“Sex” buddies are commonly mistaken for FWBs but are actually the reverse, beginning as one-night stands that evolve into something akin to friendship as partners meet more frequently and get properly acquainted. Still, monogamy is not expected and partners go their own way once the appeal has weakened.
One-night stands, meanwhile, are singular sessions typically fuelled by shots at the bar. Booty calls are one-night stands set on repeat. "These individuals are convenient, transient sexual partners with no emotional investment,” the Journal authors write, noting that “emotionally intimate acts” such as hand-holding and even kissing a partner’s face were verboten for booty calls, as were sleepovers and breakfasts the next morning. (Sleepovers are acceptable for one-night stands, but not breakfast.)
As for communication styles, the authors found that booty calls rarely call, preferring to text: “A ‘booty caller’ would sometimes make a telephone call if the caller was too intoxicated to compose a legible text message or if a text message notification would not be loud enough to wake the other individual,” the authors explained. Indeed, with the exception of one-night stands, who don’t converse much beyond their drunken collision, and FWBs who talk on the phone, teens having casual sex overwhelmingly communicate via text, with MSN and Facebook chat a close second. This way, “fears of rejection are minimized.”

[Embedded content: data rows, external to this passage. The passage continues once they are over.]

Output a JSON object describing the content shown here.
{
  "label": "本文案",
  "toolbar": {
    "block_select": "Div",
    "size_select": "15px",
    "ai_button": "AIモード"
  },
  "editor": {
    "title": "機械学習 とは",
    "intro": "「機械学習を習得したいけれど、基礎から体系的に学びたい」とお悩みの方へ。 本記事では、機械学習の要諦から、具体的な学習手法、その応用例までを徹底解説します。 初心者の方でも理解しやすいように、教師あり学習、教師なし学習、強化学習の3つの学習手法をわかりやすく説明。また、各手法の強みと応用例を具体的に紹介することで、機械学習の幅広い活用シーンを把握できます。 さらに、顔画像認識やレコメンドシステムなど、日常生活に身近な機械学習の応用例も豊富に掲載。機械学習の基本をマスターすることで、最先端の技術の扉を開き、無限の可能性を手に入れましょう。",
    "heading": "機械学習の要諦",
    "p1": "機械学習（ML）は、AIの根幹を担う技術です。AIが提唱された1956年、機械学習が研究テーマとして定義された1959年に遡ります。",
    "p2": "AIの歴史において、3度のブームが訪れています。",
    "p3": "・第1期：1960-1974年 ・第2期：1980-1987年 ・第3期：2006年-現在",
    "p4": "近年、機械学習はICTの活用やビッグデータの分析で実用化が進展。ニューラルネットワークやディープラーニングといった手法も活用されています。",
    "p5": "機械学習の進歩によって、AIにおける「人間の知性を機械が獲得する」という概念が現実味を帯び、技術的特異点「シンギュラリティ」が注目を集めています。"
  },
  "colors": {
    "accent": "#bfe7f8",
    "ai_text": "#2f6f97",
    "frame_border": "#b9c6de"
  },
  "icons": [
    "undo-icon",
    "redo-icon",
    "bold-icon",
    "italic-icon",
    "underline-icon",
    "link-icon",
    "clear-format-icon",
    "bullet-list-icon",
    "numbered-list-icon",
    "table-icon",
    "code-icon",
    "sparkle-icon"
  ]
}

The death knell for all casual relationships, of course, is emotional attachment, which “violates the idea that this is easy access to sex without the complications, as impossible as that may be for either party,” said Ms. Wentland.
Respondents agreed there was no need for a “formal termination conversation” among one-night stands, booty calls or even “sex” buddies – just stop texting. “A booty call could just disappear” and be replaced by some “other bigger and better booty call,” according to two women who were interviewed.
This notion of trading up – disposal, even – ran through the focus groups. When isolated from the women, male respondents offered up some unique terms for the one-night stand – “Hit it and Quit it,” and “Use ’Em and Lose ’Em” the more genteel among them. “They’re definitely not respectful,” Ms. Wentland said of the terms, which she nonetheless wrote off as “bravado.”
While many studies have examined the consequences of casual sex, from risky sexual behaviours to regret, emotional distress and depression, the current study did not. For all the implicit rules, previous research suggests it’s women who more often feel the burn when casual arrangements fizzle. Respondents here said women were more likely to get attached during a FWB scenario, while a 2010 Colorado State University study found men were ultimately motivated by sex and women by “emotional connection.”
But as Ms. Wentland – and no doubt many a fleeing fling – point out, “There’s that implicit, tacit agreement: ‘We both knew what this was when we got into it.’”
So why do so many twentysomethings take casual over committed? “Filling the void/boredom” and “fall-back plan” were two reasons cited, as was the obvious: sexual desire. “There are women who will say, ‘I was only engaging in casual sex with him because I thought he’d be my boyfriend.’ But there are lots of other women who say, ‘I took him home from the bar because I was horny.’”